Health & Safety

June 15, 2012

Strong families plan for change

by Brian Smith
TriWest Healthcare Alliance

Bumps, cuts and bruises are all part of any child’s life.

Dealing with deployments and multiple moves and school changes are all part of a military child’s life. As a result, parents strive for consistency. They want safety and happiness. But what do you do when the family gets bumped, cut and bruised along the way?

Adapting is a big part of being a military family. Change happens. These changes can be moves, deployments or an ill or injured parent; even a death in the family.

Some members may need help starting a conversation with their children about the new situation and feel like turning to behavioral health professionals for help. Concentrating on emotional health is just as important, if not more, than focusing on physical health.

A good place to start is TriWest Healthcare Alliance’s online behavioral health and parenting resource center TriWest.com/FamilySupport. Information, self-assessments and professional resources on a wide variety of family and relationship topics can be explored at the member’s own pace, 24/7/365.

Family-friendly tips to get started:

 

Modeling behavior?

Children watch their parents and siblings and “mirror” what they see. It’s also how they learn to act in different situations. When the stress starts, how do mom, dad, brother and sister behave?

Dr. Blake Chaffee Ph.D., TriWest Healthcare Alliance vice president of integrated health care services, emphasizes that parents should be aware of how they deal with stress. “Deployment periods are a time when parents are modeling self-care and coping strategies for their children,” he says. “This is the time to give your children examples of positive behaviors.”

 

Dealing with it?

Dealing with adjusting to new roles, schedules and relationships can help strengthen family bonds.

“It’s helpful to continually remind children that change can help families become stronger and to recognize and support the child’s positive behaviors,” Chaffee said.

 

Getting it covered?

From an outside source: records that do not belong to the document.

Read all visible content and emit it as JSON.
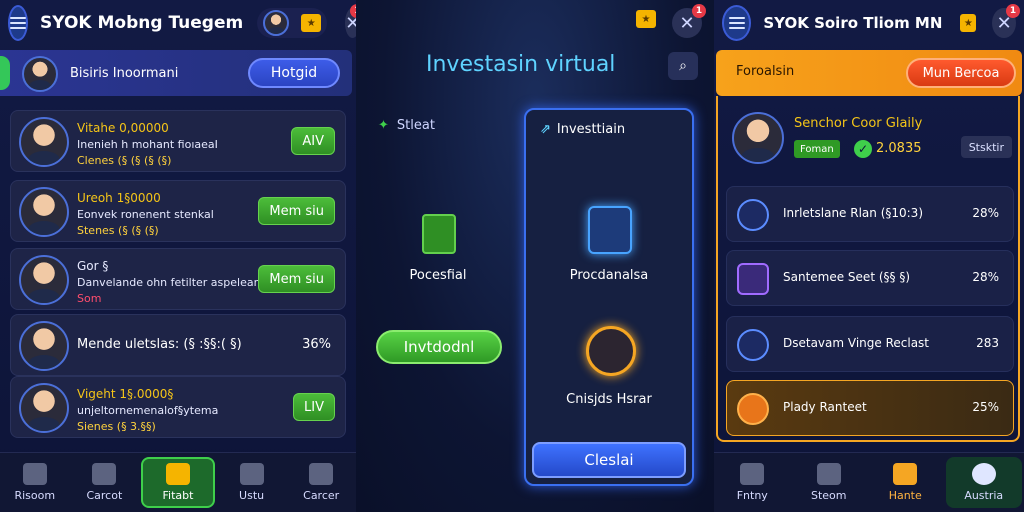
{
  "left": {
    "title": "SYOK Mobng Tuegem",
    "profile_name": "Bisiris Inoormani",
    "profile_button": "Hotgid",
    "cards": [
      {
        "t1": "Vitahe 0,00000",
        "t2": "Inenieh h mohant fioıaeaI",
        "t3": "Clenes (§ (§ (§ (§)",
        "btn": "AIV"
      },
      {
        "t1": "Ureoh 1§0000",
        "t2": "Eonvek ronenent stenkal",
        "t3": "Stenes (§ (§ (§)",
        "btn": "Mem siu"
      },
      {
        "t1": "Gor §",
        "t2": "Danvelande ohn fetilter aspelean",
        "t3": "Som",
        "btn": "Mem siu"
      },
      {
        "single": "Mende uletslas: (§ :§§:( §)",
        "pct": "36%"
      },
      {
        "t1": "Vigeht 1§.0000§",
        "t2": "unjeltornemenalof§ytema",
        "t3": "Sienes (§ 3.§§)",
        "btn": "LIV"
      }
    ],
    "nav": [
      {
        "label": "Risoom"
      },
      {
        "label": "Carcot"
      },
      {
        "label": "Fitabt"
      },
      {
        "label": "Ustu"
      },
      {
        "label": "Carcer"
      }
    ]
  },
  "mid": {
    "title": "Investasin virtual",
    "left_label": "Stleat",
    "left_caption": "Pocesfial",
    "left_button": "Invtdodnl",
    "card_header": "Investtiain",
    "card_caption1": "Procdanalsa",
    "card_caption2": "Cnisjds Hsrar",
    "card_button": "Cleslai"
  },
  "right": {
    "title": "SYOK Soiro Tliom MN",
    "promo_label": "Foroalsin",
    "promo_button": "Mun Bercoa",
    "profile": {
      "t1": "Senchor Coor Glaily",
      "tag": "Foman",
      "value": "2.0835",
      "button": "Stsktir"
    },
    "rows": [
      {
        "label": "Inrletslane Rlan (§10:3)",
        "pct": "28%"
      },
      {
        "label": "Santemee Seet (§§ §)",
        "pct": "28%"
      },
      {
        "label": "Dsetavam Vinge Reclast",
        "pct": "283"
      },
      {
        "label": "Plady Ranteet",
        "pct": "25%"
      }
    ],
    "nav": [
      {
        "label": "Fntny"
      },
      {
        "label": "Steom"
      },
      {
        "label": "Hante"
      },
      {
        "label": "Austria"
      }
    ]
  },
  "colors": {
    "accent_green": "#3fcf4b",
    "accent_blue": "#3a6ff0",
    "accent_orange": "#f5a623",
    "title_cyan": "#5fd3ff"
  }
}
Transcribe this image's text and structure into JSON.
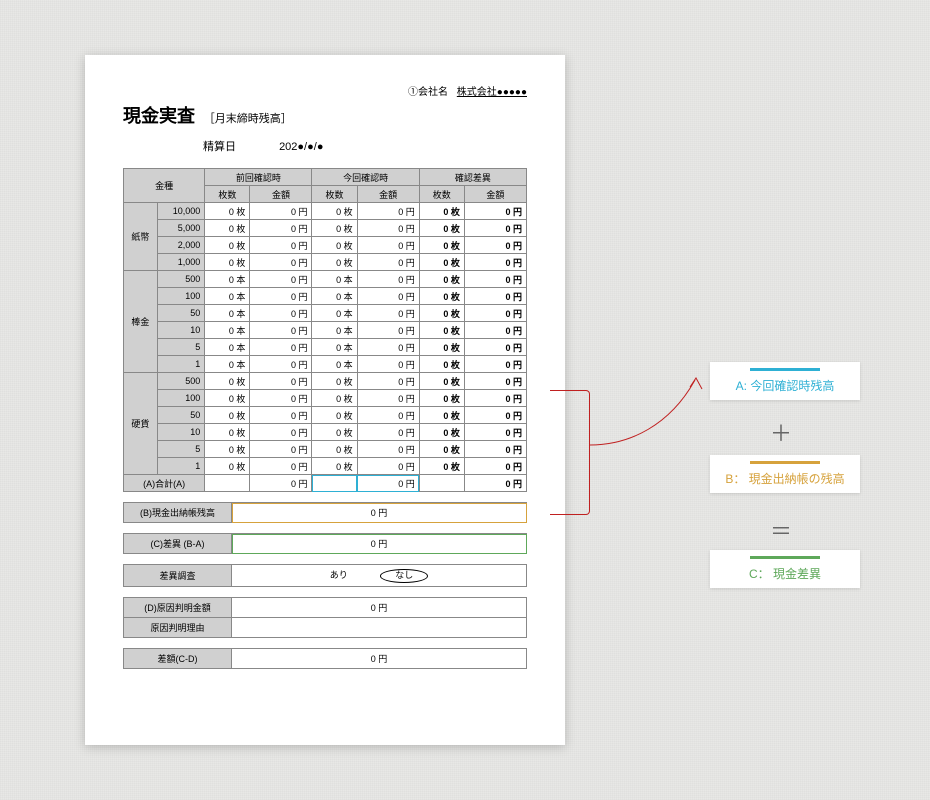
{
  "company": {
    "label": "①会社名",
    "value": "株式会社●●●●●"
  },
  "title": "現金実査",
  "subtitle": "［月末締時残高］",
  "date": {
    "label": "精算日",
    "value": "202●/●/●"
  },
  "headers": {
    "kind": "金種",
    "prev": "前回確認時",
    "curr": "今回確認時",
    "diff": "確認差異",
    "qty": "枚数",
    "amt": "金額"
  },
  "unit": {
    "sheets": "枚",
    "sticks": "本",
    "yen": "円"
  },
  "categories": [
    {
      "name": "紙幣",
      "unit": "枚",
      "denoms": [
        "10,000",
        "5,000",
        "2,000",
        "1,000"
      ]
    },
    {
      "name": "棒金",
      "unit": "本",
      "denoms": [
        "500",
        "100",
        "50",
        "10",
        "5",
        "1"
      ]
    },
    {
      "name": "硬貨",
      "unit": "枚",
      "denoms": [
        "500",
        "100",
        "50",
        "10",
        "5",
        "1"
      ]
    }
  ],
  "totals": {
    "label": "(A)合計(A)",
    "prev_amt": "0 円",
    "curr_amt": "0 円",
    "diff_amt": "0 円"
  },
  "balance": {
    "label": "(B)現金出納帳残高",
    "value": "0 円"
  },
  "diff": {
    "label": "(C)差異 (B-A)",
    "value": "0 円"
  },
  "survey": {
    "label": "差異調査",
    "ari": "あり",
    "nashi": "なし"
  },
  "cause_amt": {
    "label": "(D)原因判明金額",
    "value": "0 円"
  },
  "cause_reason": {
    "label": "原因判明理由",
    "value": ""
  },
  "net": {
    "label": "差額(C-D)",
    "value": "0 円"
  },
  "annotations": {
    "a": "A: 今回確認時残高",
    "plus": "＋",
    "b": "B： 現金出納帳の残高",
    "eq": "＝",
    "c": "C： 現金差異"
  },
  "zero": "0"
}
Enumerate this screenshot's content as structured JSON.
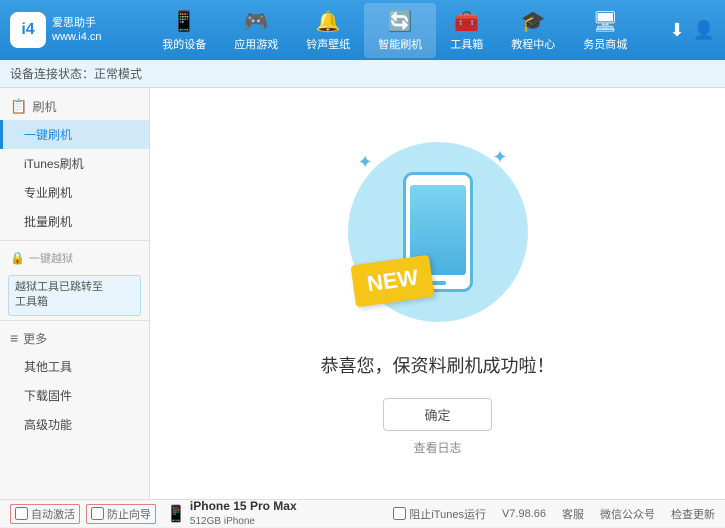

Behaviors that do not improve over time may need extra attention. Talking to the child’s primary care manager is a good start. As TRICARE beneficiaries, children will be covered when working with a specialist. The primary care manager may be able to recommend an appropriate professional.

For most outpatient behavioral health care, a child will not need a referral for the first eight visits each year. The family has many options under TRICARE to get the type of help needed.

 

For more information, go to the TriWest.com/FamilySupport.




All of this week's top headlines to your email every Friday.


 
 

 
Samuel Price

RMO, stakeholders keep eye on sky

Samuel Price The road used to get onto the Barry M. Goldwater Range lies beneath the running water July 9, 2014, that resulted from monsoon rains. With data from the additional recently installed weather stations, personnel wil...
 
 

Resource management — Doing more with less

Since I joined the Air Force in 1992, our manpower and resources have been gradually reduced with no obvious change to the mission we support. While this has been labeled “doing more with less,” I don’t believe we’re truly doing any more than we did when I entered the military 22 years ago. We seem...
 
 

Situational awareness

Throughout my career, the importance of situational awareness has been driven into my head. This became exceedingly clear to me when I landed in Tabuk, Saudi Arabia. It was March 17, 2003, about 48 hours until Operation Iraqi Freedom kicked off. We were busy building tents, making bunkers and preparing to execute the mission. Doing...
 

 

Air Force OSI agents prevent online exploitation of children

QUANTICO, Va. — Child sex crimes are not unique to any particular base but are a perpetual problem across the Air Force and society. Online exploitation of children continues to be a problem and is routinely investigated by the Air Force Office of Special Investigations. As part of this effort, AFOSI field units have partnered...
 
 

News Briefs February 27, 2015

MDG appointment line upgrade Patients calling the 56th Medical Group at 623-856-2273 Wednesday afternoon to schedule an appointment may reach a busy signal and may have to call back if all booking agents are on the line with other callers. The queue function allowing patients to wait on hold for the next available booking agent...
 
 

Airmen get T-bolts to give blood, win award

Tech. Sgt. Alisa Frisch, 56th Medical Group unit training manager, and Capt. Sharlott Uriarte, 56th Medical Support Squadron, were among the top 3 percent of award-winning blood drive coordinators recently honored by United Blood Services, earning a Hero Award for providing the largest impact on the blood supply. Of the 1,080 organizations that sponsored blood...
 




0 Comments


Be the first to comment!


Leave a Reply

Your email address will not be published. Required fields are marked *

You may use these HTML tags and attributes: <a href="" title=""> <abbr title=""> <acronym title=""> <b> <blockquote cite=""> <cite> <code> <del datetime=""> <em> <i> <q cite=""> <strike> <strong>


Directory powered by Business Directory Plugin